The revamping exercise tried to take care of two of the trickiest part of any health scheme: ensuring the right package is selected and monitoring price of each component of the HBPs.
On the selection front, the revised version of AB PM-JAY aims for more standardisation of the nomenclature and definitions of packages. The NHA has chosen to lean on global practices, by initiating the process to align AB’s HBPs with the World Health Organization (WHO)’s International Classification of Health Interventions (ICHI) and International Classification of Diseases (ICD). According to the NHA, when completed, India may become the first country to use ICHI in its HBP list.

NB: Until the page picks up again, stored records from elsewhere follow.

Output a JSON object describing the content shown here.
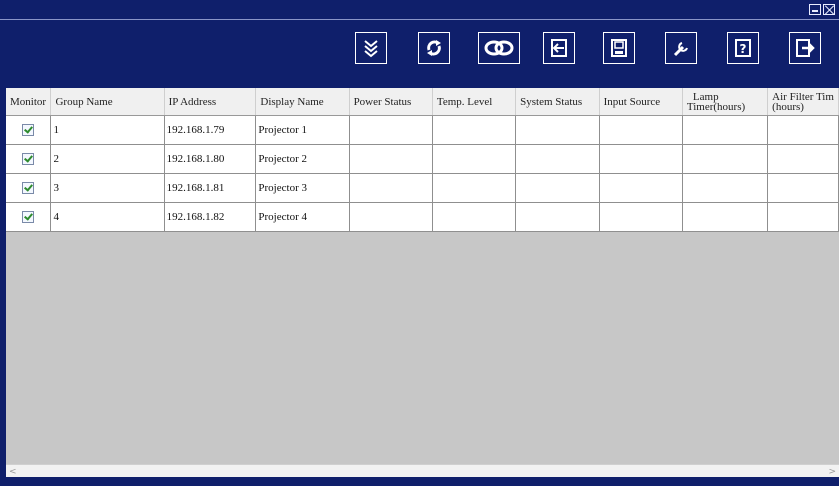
{
  "window": {
    "controls": [
      "minimize-icon",
      "close-icon"
    ]
  },
  "toolbar": {
    "buttons": [
      {
        "name": "expand-down-button",
        "icon": "double-chevron-down-icon"
      },
      {
        "name": "refresh-button",
        "icon": "refresh-icon"
      },
      {
        "name": "connect-button",
        "icon": "link-icon"
      },
      {
        "name": "import-button",
        "icon": "import-icon"
      },
      {
        "name": "save-button",
        "icon": "floppy-disk-icon"
      },
      {
        "name": "settings-button",
        "icon": "wrench-icon"
      },
      {
        "name": "help-button",
        "icon": "help-icon",
        "glyph": "?"
      },
      {
        "name": "exit-button",
        "icon": "exit-icon"
      }
    ]
  },
  "table": {
    "headers": {
      "monitor": "Monitor",
      "group": "Group Name",
      "ip": "IP Address",
      "display": "Display Name",
      "power": "Power Status",
      "temp": "Temp. Level",
      "system": "System Status",
      "input": "Input Source",
      "lamp_l1": "Lamp",
      "lamp_l2": "Timer(hours)",
      "filter_l1": "Air Filter Tim",
      "filter_l2": "(hours)"
    },
    "rows": [
      {
        "monitor": true,
        "group": "1",
        "ip": "192.168.1.79",
        "display": "Projector 1",
        "power": "",
        "temp": "",
        "system": "",
        "input": "",
        "lamp": "",
        "filter": ""
      },
      {
        "monitor": true,
        "group": "2",
        "ip": "192.168.1.80",
        "display": "Projector 2",
        "power": "",
        "temp": "",
        "system": "",
        "input": "",
        "lamp": "",
        "filter": ""
      },
      {
        "monitor": true,
        "group": "3",
        "ip": "192.168.1.81",
        "display": "Projector 3",
        "power": "",
        "temp": "",
        "system": "",
        "input": "",
        "lamp": "",
        "filter": ""
      },
      {
        "monitor": true,
        "group": "4",
        "ip": "192.168.1.82",
        "display": "Projector 4",
        "power": "",
        "temp": "",
        "system": "",
        "input": "",
        "lamp": "",
        "filter": ""
      }
    ]
  },
  "scrollbar": {
    "left_arrow": "<",
    "right_arrow": ">"
  }
}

This will no doubt be a significant achievement.
Pricing is another sore point, with the NHA detecting many cases of fraud in the first year. The pricing of medical devices has always been a hot-button issue and is now a key bargaining chip in the trade discussions between India and the US, the largest exporter of such devices to India. Hinting at this volatility, the NHA has said that ‘in preparation for the future, it is planning to configure the cost of implants / high-end consumables in its IT system separately at the back-end. This will be useful whenever there is a movement in the price of these significant components of a package cost.’
Reading between the lines, it is clear that the NHA will work to make the pricing more transparent in future versions of AB, so that a change in the prices of these devices will not be compensated by a corresponding change in the prices of other components of the HBPs. Given the government’s commitment, the private sector will have no choice but to join AB PM-JAY in this marathon towards universal health coverage. The only question is when.